After her death, Lori was returned home and now rests on the Hopi reservation near Tuba City. Her two young children, Brandon and Carla, were entrusted to the care of her parents.

In retrospect, Lori’s brief life was not much different than that of most native kids growing up in reservation communities. As is the case in many Indian homes, both her grandfather who served in World War II, and her father, who served in Vietnam, embraced the warrior tradition, a pride they instilled in their children. After her death, PFC Lori Piestewa, was awarded the Purple Heart, the Prisoner of War Medal, and posthumously promoted from the rank of Private First Class to the rank of Specialist.

Although almost everyone in a tribal community knows everyone else, the chances of notoriety outside the reservation are slim. Lori Piestewa, however, was an exception. Her heart, spirit, and undaunted courage made her an icon for Indians and non-Indians alike.

Her tragic passing became a catalyst for beneficial awards and community projects. Within weeks after her death, a grassroots movement among Indians from tribal nations across North America created a clamor to change the name of Arizona’s “Squaw Peak” to “Piestewa Peak.” The tremendous outpouring of native support for the name change prompted then-governor Janet Napolitano to push the Arizona State Board on Geographic and Historic Names to abandon the usual five-year waiting period and make the change immediately. It was a controversial move, but the U.S. Board on Geographic Names finally sanctioned the change April 10, 2008. Most Native Americans saw it as a huge victory.

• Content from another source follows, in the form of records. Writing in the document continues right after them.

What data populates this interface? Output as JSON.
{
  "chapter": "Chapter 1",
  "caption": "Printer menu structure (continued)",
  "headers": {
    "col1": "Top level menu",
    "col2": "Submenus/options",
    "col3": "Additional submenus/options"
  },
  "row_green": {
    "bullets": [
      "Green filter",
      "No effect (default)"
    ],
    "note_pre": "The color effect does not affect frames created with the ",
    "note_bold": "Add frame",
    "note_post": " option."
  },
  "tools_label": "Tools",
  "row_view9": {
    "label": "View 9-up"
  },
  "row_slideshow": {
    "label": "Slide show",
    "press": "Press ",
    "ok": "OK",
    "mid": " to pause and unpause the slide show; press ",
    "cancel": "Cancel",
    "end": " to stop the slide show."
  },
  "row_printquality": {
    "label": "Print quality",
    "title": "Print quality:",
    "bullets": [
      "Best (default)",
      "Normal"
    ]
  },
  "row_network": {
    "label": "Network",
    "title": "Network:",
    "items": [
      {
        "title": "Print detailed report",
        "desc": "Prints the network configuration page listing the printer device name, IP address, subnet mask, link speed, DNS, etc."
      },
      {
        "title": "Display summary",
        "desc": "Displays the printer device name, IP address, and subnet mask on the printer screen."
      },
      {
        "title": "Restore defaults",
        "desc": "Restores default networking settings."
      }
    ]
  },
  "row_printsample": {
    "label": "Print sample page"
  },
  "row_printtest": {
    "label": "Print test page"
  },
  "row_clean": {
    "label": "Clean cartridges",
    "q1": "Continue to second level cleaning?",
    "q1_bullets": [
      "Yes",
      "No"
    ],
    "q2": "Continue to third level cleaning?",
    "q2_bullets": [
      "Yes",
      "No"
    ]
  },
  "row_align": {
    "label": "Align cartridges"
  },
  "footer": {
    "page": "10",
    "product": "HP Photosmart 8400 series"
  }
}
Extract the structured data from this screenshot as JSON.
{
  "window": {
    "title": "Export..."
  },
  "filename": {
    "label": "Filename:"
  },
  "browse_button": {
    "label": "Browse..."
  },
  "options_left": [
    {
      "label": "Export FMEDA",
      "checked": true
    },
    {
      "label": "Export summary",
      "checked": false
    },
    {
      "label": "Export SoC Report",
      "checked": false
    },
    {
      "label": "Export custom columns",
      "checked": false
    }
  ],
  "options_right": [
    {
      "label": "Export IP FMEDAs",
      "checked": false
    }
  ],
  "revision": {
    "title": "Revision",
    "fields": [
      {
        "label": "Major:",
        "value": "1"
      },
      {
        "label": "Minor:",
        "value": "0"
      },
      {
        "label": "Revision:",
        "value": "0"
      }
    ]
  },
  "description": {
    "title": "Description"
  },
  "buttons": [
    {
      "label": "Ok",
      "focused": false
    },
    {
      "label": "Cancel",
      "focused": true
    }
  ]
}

Piestewa has been memorialized at the Mount Soledad Veteran’s Memorial in California; at White Sands Missile Range in New Mexico where a tree was planted in her honor; and at Fort Bliss, Texas. She was also featured in an exhibit at the Women in Military Service for America Memorial, at Arlington National Cemetery. In 2003, the National Indian Gaming Association received over $85,000 in pledges for the Lori Piestewa Memorial Fund, a fund to benefit her children.

Finally, in 2003, Grand Canyon State Games announced its inaugural Lori Piestewa National Native American Games, stating, “Lori’s passion for sports will be emblematic of the energy, enthusiasm, and commitment the participants will put forth in this competition.” According to the Arizona Sports Council, the Games are affiliated with 47 other state games throughout the United States, and are sanctioned by the U.S. Olympic Committee through the National Congress of State Games. In 2010, over 30,000 Arizonans participated, making it the largest Native American athletic gathering in the nation.

This past March 23, friends and fellow veterans gathered at Piestewa Peak to honor Lori’s memory and the sacrifices of all fallen soldiers at an 8th Annual Sunrise Ceremony. In an interview posted on the Jessica Lynch Forum, Lori’s brother Wayland expressed awe over his sister’s notoriety. “My parents have been visiting tribes all over the nation since Lori's death and Piestewa Peak is a symbol of honor and pride among all Indian peoples.”

In 2007, Lori’s father, told the Arizona Republic, “The Hopi believe that once you go on your journey, you don’t look back.” Still, there can be no denying that Lori Piestewa left an indelible mark on the world she left behind.